Publication date: Available online 5 July 2017
Source:Journal of Arid Environments
Author(s): Stefanos Georganos, Abdulhakim M. Abdi, David E. Tenenbaum, Stamatis Kalogirou

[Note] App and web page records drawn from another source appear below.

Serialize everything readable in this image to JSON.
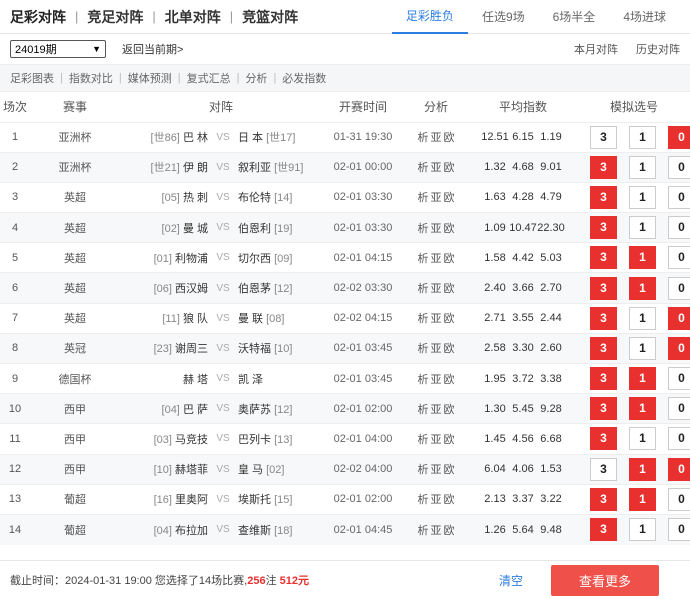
{
  "nav": {
    "main": [
      "足彩对阵",
      "竞足对阵",
      "北单对阵",
      "竞篮对阵"
    ],
    "tabs": [
      "足彩胜负",
      "任选9场",
      "6场半全",
      "4场进球"
    ]
  },
  "period": {
    "selected": "24019期",
    "back": "返回当前期>",
    "links": [
      "本月对阵",
      "历史对阵"
    ]
  },
  "tools": [
    "足彩图表",
    "指数对比",
    "媒体预测",
    "复式汇总",
    "分析",
    "必发指数"
  ],
  "headers": [
    "场次",
    "赛事",
    "对阵",
    "开赛时间",
    "分析",
    "平均指数",
    "模拟选号"
  ],
  "vs_text": "VS",
  "analysis_links": [
    "析",
    "亚",
    "欧"
  ],
  "rows": [
    {
      "no": "1",
      "league": "亚洲杯",
      "home_rank": "[世86]",
      "home": "巴 林",
      "away": "日 本",
      "away_rank": "[世17]",
      "time": "01-31 19:30",
      "odds": [
        "12.51",
        "6.15",
        "1.19"
      ],
      "picks": [
        {
          "label": "3",
          "on": false
        },
        {
          "label": "1",
          "on": false
        },
        {
          "label": "0",
          "on": true
        }
      ]
    },
    {
      "no": "2",
      "league": "亚洲杯",
      "home_rank": "[世21]",
      "home": "伊 朗",
      "away": "叙利亚",
      "away_rank": "[世91]",
      "time": "02-01 00:00",
      "odds": [
        "1.32",
        "4.68",
        "9.01"
      ],
      "picks": [
        {
          "label": "3",
          "on": true
        },
        {
          "label": "1",
          "on": false
        },
        {
          "label": "0",
          "on": false
        }
      ]
    },
    {
      "no": "3",
      "league": "英超",
      "home_rank": "[05]",
      "home": "热 刺",
      "away": "布伦特",
      "away_rank": "[14]",
      "time": "02-01 03:30",
      "odds": [
        "1.63",
        "4.28",
        "4.79"
      ],
      "picks": [
        {
          "label": "3",
          "on": true
        },
        {
          "label": "1",
          "on": false
        },
        {
          "label": "0",
          "on": false
        }
      ]
    },
    {
      "no": "4",
      "league": "英超",
      "home_rank": "[02]",
      "home": "曼 城",
      "away": "伯恩利",
      "away_rank": "[19]",
      "time": "02-01 03:30",
      "odds": [
        "1.09",
        "10.47",
        "22.30"
      ],
      "picks": [
        {
          "label": "3",
          "on": true
        },
        {
          "label": "1",
          "on": false
        },
        {
          "label": "0",
          "on": false
        }
      ]
    },
    {
      "no": "5",
      "league": "英超",
      "home_rank": "[01]",
      "home": "利物浦",
      "away": "切尔西",
      "away_rank": "[09]",
      "time": "02-01 04:15",
      "odds": [
        "1.58",
        "4.42",
        "5.03"
      ],
      "picks": [
        {
          "label": "3",
          "on": true
        },
        {
          "label": "1",
          "on": true
        },
        {
          "label": "0",
          "on": false
        }
      ]
    },
    {
      "no": "6",
      "league": "英超",
      "home_rank": "[06]",
      "home": "西汉姆",
      "away": "伯恩茅",
      "away_rank": "[12]",
      "time": "02-02 03:30",
      "odds": [
        "2.40",
        "3.66",
        "2.70"
      ],
      "picks": [
        {
          "label": "3",
          "on": true
        },
        {
          "label": "1",
          "on": true
        },
        {
          "label": "0",
          "on": false
        }
      ]
    },
    {
      "no": "7",
      "league": "英超",
      "home_rank": "[11]",
      "home": "狼 队",
      "away": "曼 联",
      "away_rank": "[08]",
      "time": "02-02 04:15",
      "odds": [
        "2.71",
        "3.55",
        "2.44"
      ],
      "picks": [
        {
          "label": "3",
          "on": true
        },
        {
          "label": "1",
          "on": false
        },
        {
          "label": "0",
          "on": true
        }
      ]
    },
    {
      "no": "8",
      "league": "英冠",
      "home_rank": "[23]",
      "home": "谢周三",
      "away": "沃特福",
      "away_rank": "[10]",
      "time": "02-01 03:45",
      "odds": [
        "2.58",
        "3.30",
        "2.60"
      ],
      "picks": [
        {
          "label": "3",
          "on": true
        },
        {
          "label": "1",
          "on": false
        },
        {
          "label": "0",
          "on": true
        }
      ]
    },
    {
      "no": "9",
      "league": "德国杯",
      "home_rank": "",
      "home": "赫 塔",
      "away": "凯 泽",
      "away_rank": "",
      "time": "02-01 03:45",
      "odds": [
        "1.95",
        "3.72",
        "3.38"
      ],
      "picks": [
        {
          "label": "3",
          "on": true
        },
        {
          "label": "1",
          "on": true
        },
        {
          "label": "0",
          "on": false
        }
      ]
    },
    {
      "no": "10",
      "league": "西甲",
      "home_rank": "[04]",
      "home": "巴 萨",
      "away": "奥萨苏",
      "away_rank": "[12]",
      "time": "02-01 02:00",
      "odds": [
        "1.30",
        "5.45",
        "9.28"
      ],
      "picks": [
        {
          "label": "3",
          "on": true
        },
        {
          "label": "1",
          "on": true
        },
        {
          "label": "0",
          "on": false
        }
      ]
    },
    {
      "no": "11",
      "league": "西甲",
      "home_rank": "[03]",
      "home": "马竞技",
      "away": "巴列卡",
      "away_rank": "[13]",
      "time": "02-01 04:00",
      "odds": [
        "1.45",
        "4.56",
        "6.68"
      ],
      "picks": [
        {
          "label": "3",
          "on": true
        },
        {
          "label": "1",
          "on": false
        },
        {
          "label": "0",
          "on": false
        }
      ]
    },
    {
      "no": "12",
      "league": "西甲",
      "home_rank": "[10]",
      "home": "赫塔菲",
      "away": "皇 马",
      "away_rank": "[02]",
      "time": "02-02 04:00",
      "odds": [
        "6.04",
        "4.06",
        "1.53"
      ],
      "picks": [
        {
          "label": "3",
          "on": false
        },
        {
          "label": "1",
          "on": true
        },
        {
          "label": "0",
          "on": true
        }
      ]
    },
    {
      "no": "13",
      "league": "葡超",
      "home_rank": "[16]",
      "home": "里奥阿",
      "away": "埃斯托",
      "away_rank": "[15]",
      "time": "02-01 02:00",
      "odds": [
        "2.13",
        "3.37",
        "3.22"
      ],
      "picks": [
        {
          "label": "3",
          "on": true
        },
        {
          "label": "1",
          "on": true
        },
        {
          "label": "0",
          "on": false
        }
      ]
    },
    {
      "no": "14",
      "league": "葡超",
      "home_rank": "[04]",
      "home": "布拉加",
      "away": "查维斯",
      "away_rank": "[18]",
      "time": "02-01 04:45",
      "odds": [
        "1.26",
        "5.64",
        "9.48"
      ],
      "picks": [
        {
          "label": "3",
          "on": true
        },
        {
          "label": "1",
          "on": false
        },
        {
          "label": "0",
          "on": false
        }
      ]
    }
  ],
  "footer": {
    "prefix": "截止时间：2024-01-31 19:00 您选择了14场比赛,",
    "count": "256",
    "unit": "注",
    "amount": "512元",
    "clear": "清空",
    "more": "查看更多"
  },
  "colors": {
    "accent_blue": "#2b7de0",
    "pick_red": "#e8302f",
    "button_red": "#f0504a"
  }
}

The Sahel of Africa is an eco-sensitive zone with complex relations emerging between vegetation productivity and rainfall. These relationships are spatially non-stationary, non-linear, scale dependant and often fail to be successfully modelled by conventional regression models. In response, we apply a local modelling technique, Geographically Weighted Regression (GWR), which allows for relationships to vary in space. We applied the GWR using climatic data (Normalized Vegetation Difference Index and rainfall) on an annual basis during the growing seasons (June–September) for 2002–2012. The operating scale of the Sahelian NDVI–rainfall relationship was found to stabilize around 160 km. With the selection of an appropriate scale, the spatial pattern of the NDVI-rainfall relationship was significantly better explained by the GWR than the traditional Ordinary Least Squares (OLS) regression. GWR performed better in terms of predictive power, accuracy and reduced residual autocorrelation. Moreover, GWR formed spatial clusters with local regression coefficients significantly higher or lower than those that the global OLS model resulted in, highlighting local variations. Areas near wetlands and irrigated lands displayed weak correlations while humid areas such as the Sudanian region at southern Sahel produced higher and more significant correlations. Finally, the spatial relationship of rainfall and NDVI displayed temporal variations as there were significant differences in the spatial trends throughout the study period.